* **How to complete this task**
Copy out the entries that follow exactly, leaving every picture behind.

━━━━━ Data for processing

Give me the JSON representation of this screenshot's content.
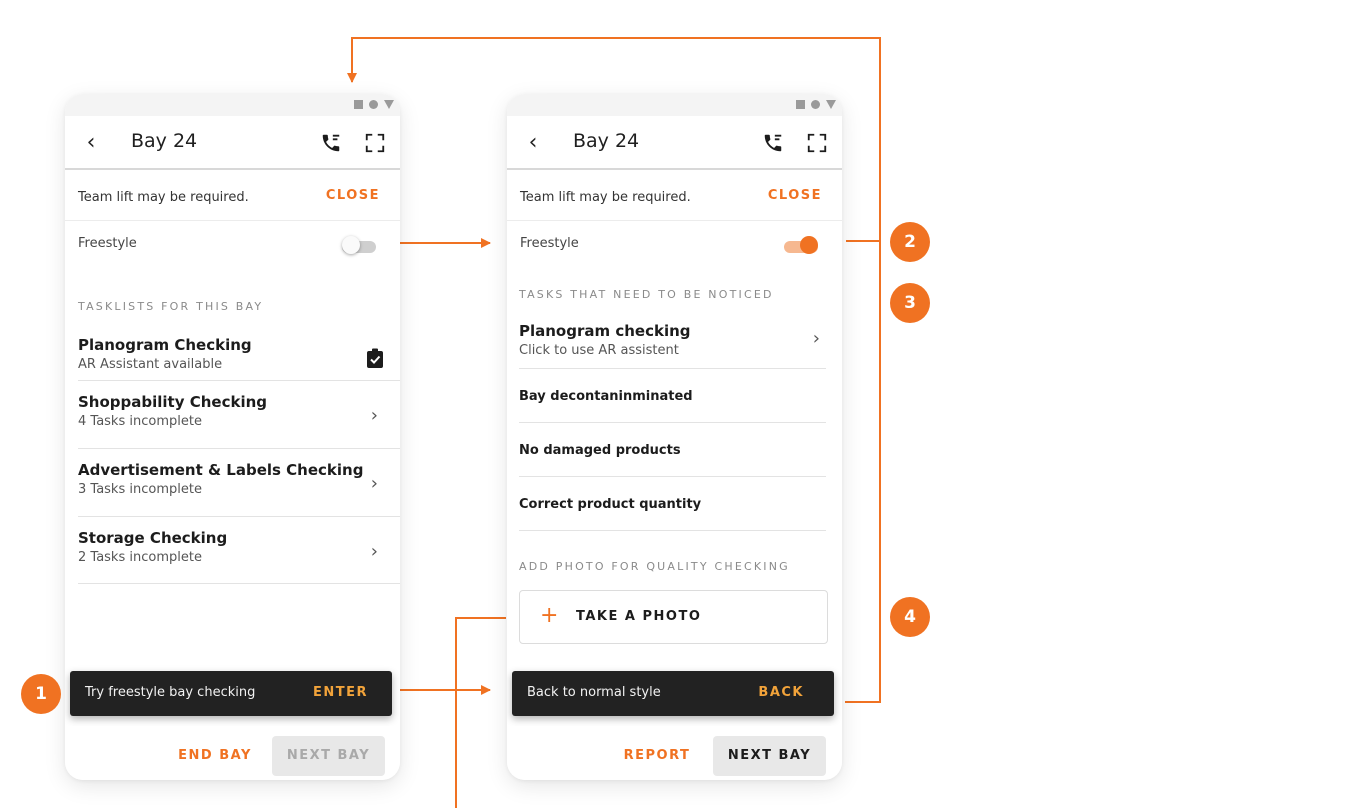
{
  "colors": {
    "accent": "#f07222",
    "snackbar_bg": "#222222",
    "snackbar_action": "#f2a33a"
  },
  "screens": {
    "left": {
      "title": "Bay 24",
      "notice": {
        "text": "Team lift may be required.",
        "action": "CLOSE"
      },
      "freestyle": {
        "label": "Freestyle",
        "on": false
      },
      "section_title": "TASKLISTS FOR THIS BAY",
      "tasklists": [
        {
          "title": "Planogram Checking",
          "subtitle": "AR Assistant available",
          "icon": "clipboard-check-icon"
        },
        {
          "title": "Shoppability Checking",
          "subtitle": "4 Tasks incomplete",
          "icon": "chevron-right-icon"
        },
        {
          "title": "Advertisement & Labels Checking",
          "subtitle": "3 Tasks incomplete",
          "icon": "chevron-right-icon"
        },
        {
          "title": "Storage Checking",
          "subtitle": "2 Tasks incomplete",
          "icon": "chevron-right-icon"
        }
      ],
      "snackbar": {
        "text": "Try freestyle bay checking",
        "action": "ENTER"
      },
      "bottom": {
        "secondary": "END BAY",
        "primary": "NEXT BAY",
        "primary_enabled": false
      }
    },
    "right": {
      "title": "Bay 24",
      "notice": {
        "text": "Team lift may be required.",
        "action": "CLOSE"
      },
      "freestyle": {
        "label": "Freestyle",
        "on": true
      },
      "section_title": "TASKS THAT NEED TO BE NOTICED",
      "planogram": {
        "title": "Planogram checking",
        "subtitle": "Click to use AR assistent"
      },
      "tasks": [
        "Bay decontaninminated",
        "No damaged products",
        "Correct product quantity"
      ],
      "photo_section_title": "ADD PHOTO FOR QUALITY CHECKING",
      "photo_button": "TAKE A PHOTO",
      "snackbar": {
        "text": "Back to normal style",
        "action": "BACK"
      },
      "bottom": {
        "secondary": "REPORT",
        "primary": "NEXT BAY",
        "primary_enabled": true
      }
    }
  },
  "annotations": [
    "1",
    "2",
    "3",
    "4"
  ]
}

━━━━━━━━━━

* **Written answer**
Give me the JSON representation of this screenshot's content.
{
  "colors": {
    "accent": "#f07222",
    "snackbar_bg": "#222222",
    "snackbar_action": "#f2a33a"
  },
  "screens": {
    "left": {
      "title": "Bay 24",
      "notice": {
        "text": "Team lift may be required.",
        "action": "CLOSE"
      },
      "freestyle": {
        "label": "Freestyle",
        "on": false
      },
      "section_title": "TASKLISTS FOR THIS BAY",
      "tasklists": [
        {
          "title": "Planogram Checking",
          "subtitle": "AR Assistant available",
          "icon": "clipboard-check-icon"
        },
        {
          "title": "Shoppability Checking",
          "subtitle": "4 Tasks incomplete",
          "icon": "chevron-right-icon"
        },
        {
          "title": "Advertisement & Labels Checking",
          "subtitle": "3 Tasks incomplete",
          "icon": "chevron-right-icon"
        },
        {
          "title": "Storage Checking",
          "subtitle": "2 Tasks incomplete",
          "icon": "chevron-right-icon"
        }
      ],
      "snackbar": {
        "text": "Try freestyle bay checking",
        "action": "ENTER"
      },
      "bottom": {
        "secondary": "END BAY",
        "primary": "NEXT BAY",
        "primary_enabled": false
      }
    },
    "right": {
      "title": "Bay 24",
      "notice": {
        "text": "Team lift may be required.",
        "action": "CLOSE"
      },
      "freestyle": {
        "label": "Freestyle",
        "on": true
      },
      "section_title": "TASKS THAT NEED TO BE NOTICED",
      "planogram": {
        "title": "Planogram checking",
        "subtitle": "Click to use AR assistent"
      },
      "tasks": [
        "Bay decontaninminated",
        "No damaged products",
        "Correct product quantity"
      ],
      "photo_section_title": "ADD PHOTO FOR QUALITY CHECKING",
      "photo_button": "TAKE A PHOTO",
      "snackbar": {
        "text": "Back to normal style",
        "action": "BACK"
      },
      "bottom": {
        "secondary": "REPORT",
        "primary": "NEXT BAY",
        "primary_enabled": true
      }
    }
  },
  "annotations": [
    "1",
    "2",
    "3",
    "4"
  ]
}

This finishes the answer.